That floats on high o’er vales and hills,
When all at once I saw a crowd,
A host, of golden daffodils;
Beside the lake, beneath the trees,
Fluttering and dancing in the breeze.
Continuous as the stars that shine
And twinkle on the milky way,
They stretched in never-ending line
Along the margin of a bay:
Ten thousand saw I at a glance,
Tossing their heads in sprightly dance.
The waves beside them danced; but they
Out-did the sparkling waves in glee:
A poet could not but be gay,
In such a jocund company:
I gazed–and gazed–but little thought
What wealth the show to me had brought:
For oft, when on my couch I lie
In vacant or in pensive mood,
They flash upon that inward eye
Which is the bliss of solitude;
And then my heart with pleasure fills,
And dances with the daffodils.

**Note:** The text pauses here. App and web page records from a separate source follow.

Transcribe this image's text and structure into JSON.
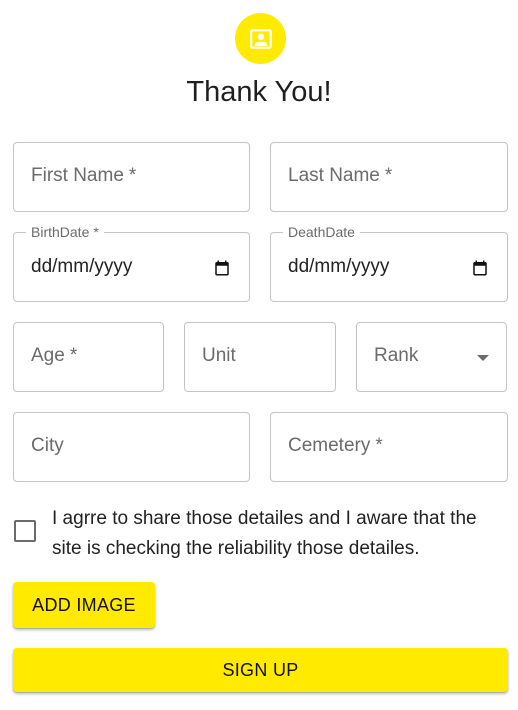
{
  "header": {
    "icon": "contact-card-icon",
    "title": "Thank You!"
  },
  "form": {
    "first_name": {
      "label": "First Name",
      "required": "*"
    },
    "last_name": {
      "label": "Last Name",
      "required": "*"
    },
    "birth_date": {
      "label": "BirthDate",
      "required": "*",
      "value": "dd/mm/yyyy"
    },
    "death_date": {
      "label": "DeathDate",
      "value": "dd/mm/yyyy"
    },
    "age": {
      "label": "Age",
      "required": "*"
    },
    "unit": {
      "label": "Unit"
    },
    "rank": {
      "label": "Rank"
    },
    "city": {
      "label": "City"
    },
    "cemetery": {
      "label": "Cemetery",
      "required": "*"
    },
    "agree_text": "I agrre to share those detailes and I aware that the site is checking the reliability those detailes."
  },
  "buttons": {
    "add_image": "ADD IMAGE",
    "sign_up": "SIGN UP"
  },
  "colors": {
    "accent": "#ffea00",
    "border": "#c4c4c4",
    "label": "#6b6b6b"
  }
}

The bookshop. I swear I don’t do that on purpose, but I always manage to stumble into bookshops – and God help me, I love bookshops. Especially second hand bookshops like the one at Culzean Castle. I suppose it has something to do with A.S. Byatt’s Possession and the fact that I know I’m destined to come across some lost letter of one of my many favorite authors, something that will turn all the previous scholarship upside down and change the world. Yes, sometimes I fantasize about literary findings that matter more than actual, important and life-saving scientific research. Back to the bookshop, it’s the most adorable bookshop I have ever been in, and I’ve been in quite a few, though not as many as I wish. The walls were lined with shelves, and they set up a nice lounge area in the middle, where you can chill out I guess, or maybe they even hold events there – I forgot to ask. The two ladies manning the counter were absolutely brilliant, we got into a short conversation on what we were studying, were each of us came from, and they had something to say about every book we bought. I do wish to find a bookshop like that in Glasgow, I visited a few, but I’m still far from going through all the ones I listed in my to-visit list.

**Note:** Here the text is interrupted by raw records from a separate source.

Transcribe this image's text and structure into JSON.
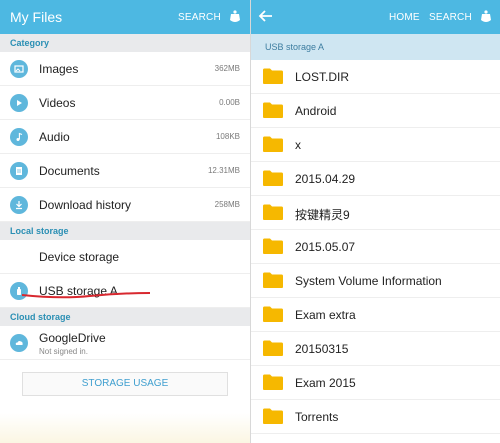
{
  "left": {
    "title": "My Files",
    "search_label": "SEARCH",
    "category_header": "Category",
    "categories": [
      {
        "label": "Images",
        "size": "362MB",
        "icon": "image-icon"
      },
      {
        "label": "Videos",
        "size": "0.00B",
        "icon": "video-icon"
      },
      {
        "label": "Audio",
        "size": "108KB",
        "icon": "music-icon"
      },
      {
        "label": "Documents",
        "size": "12.31MB",
        "icon": "document-icon"
      },
      {
        "label": "Download history",
        "size": "258MB",
        "icon": "download-icon"
      }
    ],
    "local_header": "Local storage",
    "local": [
      {
        "label": "Device storage"
      },
      {
        "label": "USB storage A",
        "icon": "usb-icon"
      }
    ],
    "cloud_header": "Cloud storage",
    "cloud": {
      "label": "GoogleDrive",
      "sub": "Not signed in.",
      "icon": "cloud-icon"
    },
    "usage_label": "STORAGE USAGE"
  },
  "right": {
    "home_label": "HOME",
    "search_label": "SEARCH",
    "path": "USB storage A",
    "folders": [
      "LOST.DIR",
      "Android",
      "x",
      "2015.04.29",
      "按键精灵9",
      "2015.05.07",
      "System Volume Information",
      "Exam extra",
      "20150315",
      "Exam 2015",
      "Torrents"
    ]
  },
  "colors": {
    "appbar": "#4db8e2",
    "accent": "#2a8fb4",
    "folder": "#f6b800",
    "underline": "#d8282f"
  }
}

I guess stating that I got three books from there is completely unnecessary, but I got all of them for a fiver, so I guess I’m excused. Kinda. I got a biography of Muriel Spark, a book of quotations on cats (the nicest small hardback ever, and for just 1£!! Can’t resist to that one) and a retelling of the Canterbury Tales in modern English by Peter Ackroyd. All nice additions to my personal library, which keeps growing even if I vowed to buy no more books unless it’s absolutely necessary and try and borrow as much as possible from the library. I started the biography on the train back to Glasgow (there’s no friggin’ way you could read on the bus, what with the dreadful state of the road and all), and so far it’s quite good.